Poker is a card game where players compete for an amount of money contributed by the players (called the pot) by betting on the strength of their hands. The highest-ranking hand wins the pot at the end of each betting round. A player can win the pot by making a strong hand, calling other players’ bets with weak hands, or bluffing.
To play poker, a person must first ante something (the amount varies by game; in our games it’s usually a nickel). Once the cards are dealt, each player can bet according to their hand strength. Betting continues until everyone either calls a bet or folds. A player can also win the pot by bluffing, by pretending that they have a high hand when in reality they don’t.

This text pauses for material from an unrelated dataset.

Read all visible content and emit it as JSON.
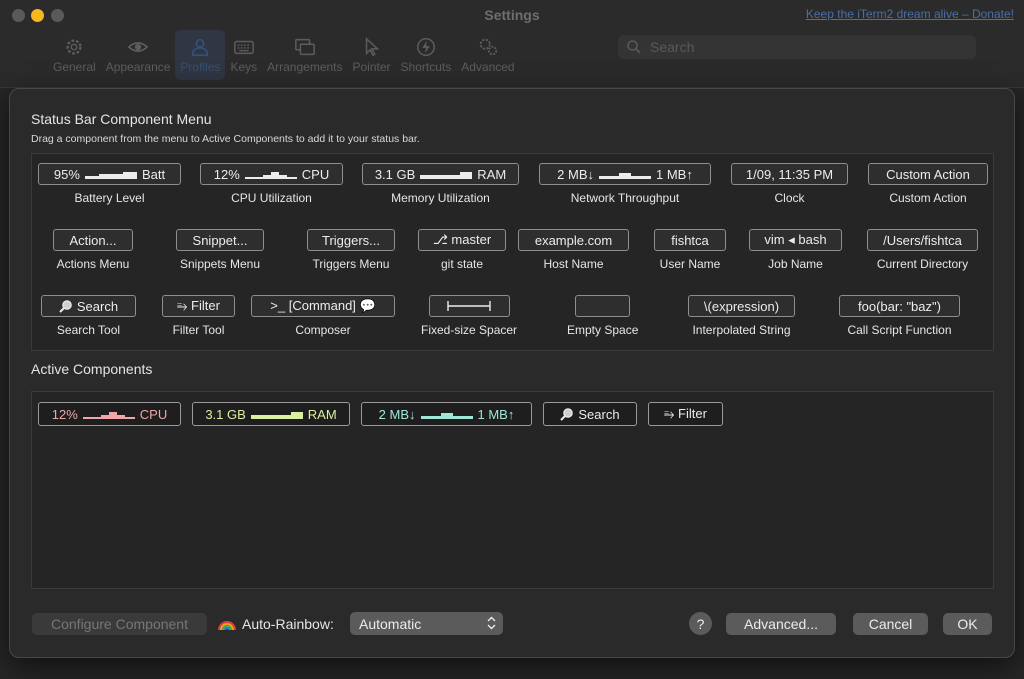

When playing poker, you should always try to play in position. This means that you act before the player to your left, and before the player to your right. By doing this you can control the size of the pot and determine if your opponent has a good or bad hand. It’s also important to understand how your opponents play and how the game of poker works.
A good poker player is a well-rounded individual. They possess many skills that help them improve their chances of winning, such as calculating pot odds and percentages, reading other players, and adapting to changing circumstances. These skills are a necessity in any game of poker, but they are especially useful in cash games where the most profit is made.

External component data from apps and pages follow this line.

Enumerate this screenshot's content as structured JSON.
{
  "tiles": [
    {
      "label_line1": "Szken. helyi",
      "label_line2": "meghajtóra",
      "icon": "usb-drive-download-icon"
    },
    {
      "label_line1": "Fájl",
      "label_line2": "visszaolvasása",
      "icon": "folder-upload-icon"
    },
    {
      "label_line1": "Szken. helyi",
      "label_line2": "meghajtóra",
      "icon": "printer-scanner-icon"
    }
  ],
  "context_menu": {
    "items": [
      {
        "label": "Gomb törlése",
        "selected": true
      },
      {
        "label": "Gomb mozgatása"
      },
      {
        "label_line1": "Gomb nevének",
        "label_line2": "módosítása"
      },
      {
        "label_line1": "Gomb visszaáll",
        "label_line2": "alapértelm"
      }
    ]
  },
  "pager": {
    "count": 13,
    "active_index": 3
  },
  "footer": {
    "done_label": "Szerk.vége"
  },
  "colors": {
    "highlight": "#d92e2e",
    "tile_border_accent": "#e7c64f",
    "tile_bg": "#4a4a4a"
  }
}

The best way to improve your poker skills is to practice regularly. Start off by joining a weekly game and getting to know your opponents. You’ll be able to identify the strongest and weakest players at the table, which will allow you to make smart decisions about which hands to call or raise with. Eventually, you’ll become proficient enough that you can even play in tournaments!

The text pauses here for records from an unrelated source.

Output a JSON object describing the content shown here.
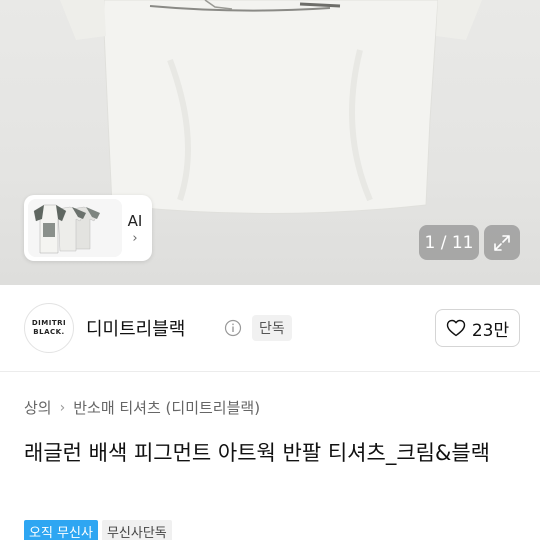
{
  "gallery": {
    "counter": "1 / 11",
    "ai_label": "AI",
    "chevron": "›"
  },
  "brand": {
    "logo_line1": "DIMITRI",
    "logo_line2": "BLACK.",
    "name": "디미트리블랙",
    "exclusive": "단독",
    "likes": "23만"
  },
  "breadcrumb": [
    "상의",
    "반소매 티셔츠 (디미트리블랙)"
  ],
  "breadcrumb_sep": "›",
  "product": {
    "title": "래글런 배색 피그먼트 아트웍 반팔 티셔츠_크림&블랙"
  },
  "badges": [
    "오직 무신사",
    "무신사단독"
  ],
  "icons": [
    "info-icon",
    "heart-icon",
    "expand-icon",
    "chevron-right-icon"
  ],
  "colors": {
    "accent_blue": "#2ea6f2",
    "hero_bg": "#e6e6e4",
    "shirt": "#f2f2ef"
  }
}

While the basics of poker are straightforward, learning the strategies involved takes time and effort. It’s also important to keep in mind that poker is a gamble, so you should be prepared for losing some of your money. That said, it’s possible to make a substantial income from poker, and the best way to do that is by studying the basic rules and understanding how to read your opponents’ actions. By doing this, you can increase your profits and beat the competition. Good luck!